**MATERIAL TO PROCESS**

+-------+

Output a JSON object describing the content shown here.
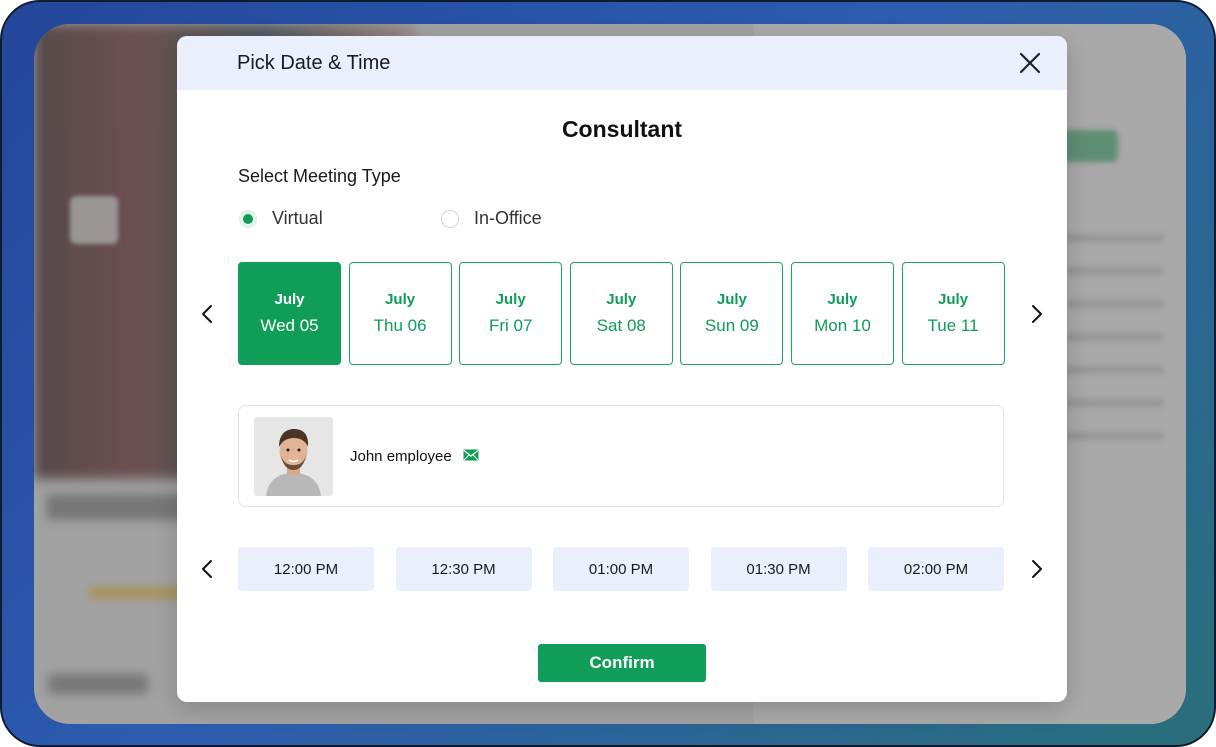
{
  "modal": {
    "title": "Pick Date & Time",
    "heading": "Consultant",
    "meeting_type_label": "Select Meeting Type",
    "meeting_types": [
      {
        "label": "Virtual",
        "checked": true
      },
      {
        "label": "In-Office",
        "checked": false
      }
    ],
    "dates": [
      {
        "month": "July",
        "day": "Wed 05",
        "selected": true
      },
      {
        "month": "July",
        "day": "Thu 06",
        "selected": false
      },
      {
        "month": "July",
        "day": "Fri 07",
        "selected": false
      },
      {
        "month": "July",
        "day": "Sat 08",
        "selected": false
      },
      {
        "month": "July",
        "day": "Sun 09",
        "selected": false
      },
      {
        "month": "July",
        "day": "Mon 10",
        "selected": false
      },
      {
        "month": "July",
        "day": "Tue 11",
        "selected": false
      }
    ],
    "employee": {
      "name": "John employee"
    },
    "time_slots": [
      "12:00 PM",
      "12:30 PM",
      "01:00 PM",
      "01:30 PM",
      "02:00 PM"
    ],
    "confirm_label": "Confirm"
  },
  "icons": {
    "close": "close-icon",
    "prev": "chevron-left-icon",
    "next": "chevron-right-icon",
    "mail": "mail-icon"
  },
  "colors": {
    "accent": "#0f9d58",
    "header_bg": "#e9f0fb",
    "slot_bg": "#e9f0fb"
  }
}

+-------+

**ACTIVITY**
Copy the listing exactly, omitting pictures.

**RESPONSE**
Output a JSON object describing the content shown here.
{
  "modal": {
    "title": "Pick Date & Time",
    "heading": "Consultant",
    "meeting_type_label": "Select Meeting Type",
    "meeting_types": [
      {
        "label": "Virtual",
        "checked": true
      },
      {
        "label": "In-Office",
        "checked": false
      }
    ],
    "dates": [
      {
        "month": "July",
        "day": "Wed 05",
        "selected": true
      },
      {
        "month": "July",
        "day": "Thu 06",
        "selected": false
      },
      {
        "month": "July",
        "day": "Fri 07",
        "selected": false
      },
      {
        "month": "July",
        "day": "Sat 08",
        "selected": false
      },
      {
        "month": "July",
        "day": "Sun 09",
        "selected": false
      },
      {
        "month": "July",
        "day": "Mon 10",
        "selected": false
      },
      {
        "month": "July",
        "day": "Tue 11",
        "selected": false
      }
    ],
    "employee": {
      "name": "John employee"
    },
    "time_slots": [
      "12:00 PM",
      "12:30 PM",
      "01:00 PM",
      "01:30 PM",
      "02:00 PM"
    ],
    "confirm_label": "Confirm"
  },
  "icons": {
    "close": "close-icon",
    "prev": "chevron-left-icon",
    "next": "chevron-right-icon",
    "mail": "mail-icon"
  },
  "colors": {
    "accent": "#0f9d58",
    "header_bg": "#e9f0fb",
    "slot_bg": "#e9f0fb"
  }
}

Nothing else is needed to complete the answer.